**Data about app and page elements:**
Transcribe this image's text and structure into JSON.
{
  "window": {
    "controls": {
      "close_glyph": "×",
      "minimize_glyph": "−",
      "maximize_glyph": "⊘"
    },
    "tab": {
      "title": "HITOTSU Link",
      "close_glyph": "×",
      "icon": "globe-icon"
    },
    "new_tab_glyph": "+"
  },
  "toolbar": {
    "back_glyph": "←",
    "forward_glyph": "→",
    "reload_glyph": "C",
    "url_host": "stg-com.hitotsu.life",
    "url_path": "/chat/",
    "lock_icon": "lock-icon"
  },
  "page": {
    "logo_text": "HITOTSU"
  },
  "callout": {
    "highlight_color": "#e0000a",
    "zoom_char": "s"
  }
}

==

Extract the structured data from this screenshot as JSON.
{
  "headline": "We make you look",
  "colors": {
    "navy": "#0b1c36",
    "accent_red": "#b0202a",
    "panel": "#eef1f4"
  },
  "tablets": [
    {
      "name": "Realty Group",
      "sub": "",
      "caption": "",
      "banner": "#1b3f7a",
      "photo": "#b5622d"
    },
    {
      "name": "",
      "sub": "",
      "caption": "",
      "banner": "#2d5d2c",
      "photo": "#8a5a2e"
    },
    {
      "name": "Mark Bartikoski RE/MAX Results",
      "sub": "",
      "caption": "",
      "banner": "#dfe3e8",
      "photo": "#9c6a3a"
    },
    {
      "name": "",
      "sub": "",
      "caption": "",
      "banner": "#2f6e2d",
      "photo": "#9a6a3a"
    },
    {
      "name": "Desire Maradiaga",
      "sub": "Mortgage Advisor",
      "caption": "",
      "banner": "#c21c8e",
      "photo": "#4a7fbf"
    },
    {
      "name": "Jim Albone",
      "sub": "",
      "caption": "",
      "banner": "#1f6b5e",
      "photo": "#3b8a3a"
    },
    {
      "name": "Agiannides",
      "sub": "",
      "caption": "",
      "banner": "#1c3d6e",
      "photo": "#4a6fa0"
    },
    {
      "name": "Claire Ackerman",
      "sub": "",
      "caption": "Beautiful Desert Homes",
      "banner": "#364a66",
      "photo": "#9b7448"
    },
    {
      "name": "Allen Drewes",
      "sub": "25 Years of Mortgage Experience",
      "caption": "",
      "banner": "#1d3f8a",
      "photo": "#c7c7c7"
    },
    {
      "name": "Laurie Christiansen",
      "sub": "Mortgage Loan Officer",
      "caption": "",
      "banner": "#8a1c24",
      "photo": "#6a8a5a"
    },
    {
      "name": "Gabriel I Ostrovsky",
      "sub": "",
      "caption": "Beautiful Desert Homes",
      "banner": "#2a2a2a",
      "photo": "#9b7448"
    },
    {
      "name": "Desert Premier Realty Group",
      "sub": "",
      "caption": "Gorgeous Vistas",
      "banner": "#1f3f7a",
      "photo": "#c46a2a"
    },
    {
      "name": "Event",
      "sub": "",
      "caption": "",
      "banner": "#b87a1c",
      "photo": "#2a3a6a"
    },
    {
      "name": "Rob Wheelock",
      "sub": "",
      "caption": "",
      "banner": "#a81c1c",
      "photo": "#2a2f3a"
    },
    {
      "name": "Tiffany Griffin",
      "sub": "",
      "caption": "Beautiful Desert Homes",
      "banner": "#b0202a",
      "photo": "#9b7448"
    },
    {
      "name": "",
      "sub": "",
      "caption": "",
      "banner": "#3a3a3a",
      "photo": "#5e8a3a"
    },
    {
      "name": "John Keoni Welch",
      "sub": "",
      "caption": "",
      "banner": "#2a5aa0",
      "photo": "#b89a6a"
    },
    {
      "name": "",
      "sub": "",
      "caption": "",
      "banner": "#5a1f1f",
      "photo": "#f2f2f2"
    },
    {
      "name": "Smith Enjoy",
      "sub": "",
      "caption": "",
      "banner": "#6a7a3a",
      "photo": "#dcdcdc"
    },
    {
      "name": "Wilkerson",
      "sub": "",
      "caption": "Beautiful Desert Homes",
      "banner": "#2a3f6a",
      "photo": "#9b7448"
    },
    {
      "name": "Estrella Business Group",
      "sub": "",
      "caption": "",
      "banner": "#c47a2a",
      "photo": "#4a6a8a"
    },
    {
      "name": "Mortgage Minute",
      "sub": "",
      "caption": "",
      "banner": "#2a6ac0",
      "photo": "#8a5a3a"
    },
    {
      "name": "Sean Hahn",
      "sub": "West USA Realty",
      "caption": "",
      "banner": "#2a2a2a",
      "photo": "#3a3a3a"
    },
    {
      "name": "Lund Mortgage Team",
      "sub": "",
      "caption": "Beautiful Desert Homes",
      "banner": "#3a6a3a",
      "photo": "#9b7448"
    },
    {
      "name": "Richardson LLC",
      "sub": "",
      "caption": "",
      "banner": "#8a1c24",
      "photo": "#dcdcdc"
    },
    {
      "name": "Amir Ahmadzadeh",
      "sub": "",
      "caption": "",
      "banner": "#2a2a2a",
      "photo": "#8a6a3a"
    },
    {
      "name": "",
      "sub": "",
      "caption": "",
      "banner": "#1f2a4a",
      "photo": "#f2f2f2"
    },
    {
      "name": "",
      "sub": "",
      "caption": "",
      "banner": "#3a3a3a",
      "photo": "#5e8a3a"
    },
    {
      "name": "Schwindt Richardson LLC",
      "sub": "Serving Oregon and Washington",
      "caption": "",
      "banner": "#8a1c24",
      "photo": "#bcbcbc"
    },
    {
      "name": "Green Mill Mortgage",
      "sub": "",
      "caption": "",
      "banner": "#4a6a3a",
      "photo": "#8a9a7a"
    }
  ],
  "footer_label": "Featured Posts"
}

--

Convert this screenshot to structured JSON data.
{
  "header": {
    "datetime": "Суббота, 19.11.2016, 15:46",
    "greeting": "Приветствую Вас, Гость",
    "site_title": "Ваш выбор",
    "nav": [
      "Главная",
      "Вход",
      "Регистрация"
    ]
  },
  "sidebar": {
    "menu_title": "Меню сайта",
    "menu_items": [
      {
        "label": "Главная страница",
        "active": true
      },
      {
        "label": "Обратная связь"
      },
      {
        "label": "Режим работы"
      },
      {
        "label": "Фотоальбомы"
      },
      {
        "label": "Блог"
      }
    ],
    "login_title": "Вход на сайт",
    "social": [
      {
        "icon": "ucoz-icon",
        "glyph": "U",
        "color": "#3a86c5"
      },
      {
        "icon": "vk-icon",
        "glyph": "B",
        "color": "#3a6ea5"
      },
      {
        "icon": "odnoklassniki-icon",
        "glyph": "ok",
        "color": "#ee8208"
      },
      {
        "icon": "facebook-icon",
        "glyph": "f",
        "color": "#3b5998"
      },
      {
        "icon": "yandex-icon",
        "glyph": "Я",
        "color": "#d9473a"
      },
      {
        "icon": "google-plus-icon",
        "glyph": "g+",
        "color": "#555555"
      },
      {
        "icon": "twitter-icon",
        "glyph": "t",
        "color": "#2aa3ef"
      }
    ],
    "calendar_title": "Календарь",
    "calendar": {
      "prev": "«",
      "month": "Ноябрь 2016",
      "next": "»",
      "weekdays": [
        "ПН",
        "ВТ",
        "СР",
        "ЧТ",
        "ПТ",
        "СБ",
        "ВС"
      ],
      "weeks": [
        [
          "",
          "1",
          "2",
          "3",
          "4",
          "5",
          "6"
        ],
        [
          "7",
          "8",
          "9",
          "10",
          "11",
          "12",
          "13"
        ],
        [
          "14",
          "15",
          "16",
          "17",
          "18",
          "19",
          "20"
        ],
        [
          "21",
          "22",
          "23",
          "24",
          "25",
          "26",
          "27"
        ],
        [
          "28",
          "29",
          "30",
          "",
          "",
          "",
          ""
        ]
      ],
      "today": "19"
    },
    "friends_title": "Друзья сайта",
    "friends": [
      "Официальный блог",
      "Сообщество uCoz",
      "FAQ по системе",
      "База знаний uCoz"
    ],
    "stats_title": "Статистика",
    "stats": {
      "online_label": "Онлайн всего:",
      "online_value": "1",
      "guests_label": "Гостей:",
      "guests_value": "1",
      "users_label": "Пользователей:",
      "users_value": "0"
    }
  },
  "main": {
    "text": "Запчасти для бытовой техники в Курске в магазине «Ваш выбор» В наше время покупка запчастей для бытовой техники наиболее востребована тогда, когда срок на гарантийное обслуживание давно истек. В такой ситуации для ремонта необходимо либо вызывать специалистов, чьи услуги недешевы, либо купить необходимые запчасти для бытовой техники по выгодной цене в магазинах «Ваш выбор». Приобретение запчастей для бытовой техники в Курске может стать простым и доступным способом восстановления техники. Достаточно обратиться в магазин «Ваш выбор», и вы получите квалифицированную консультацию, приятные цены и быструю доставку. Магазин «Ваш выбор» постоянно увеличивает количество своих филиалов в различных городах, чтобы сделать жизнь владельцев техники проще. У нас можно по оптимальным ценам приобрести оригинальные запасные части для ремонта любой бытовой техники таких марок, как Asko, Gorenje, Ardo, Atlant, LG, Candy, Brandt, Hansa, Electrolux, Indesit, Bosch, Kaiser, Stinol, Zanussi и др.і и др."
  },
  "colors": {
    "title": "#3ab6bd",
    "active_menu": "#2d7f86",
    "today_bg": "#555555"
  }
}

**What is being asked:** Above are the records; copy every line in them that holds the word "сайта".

**Written solution:**
    "menu_title": "Меню сайта",
    "friends_title": "Друзья сайта",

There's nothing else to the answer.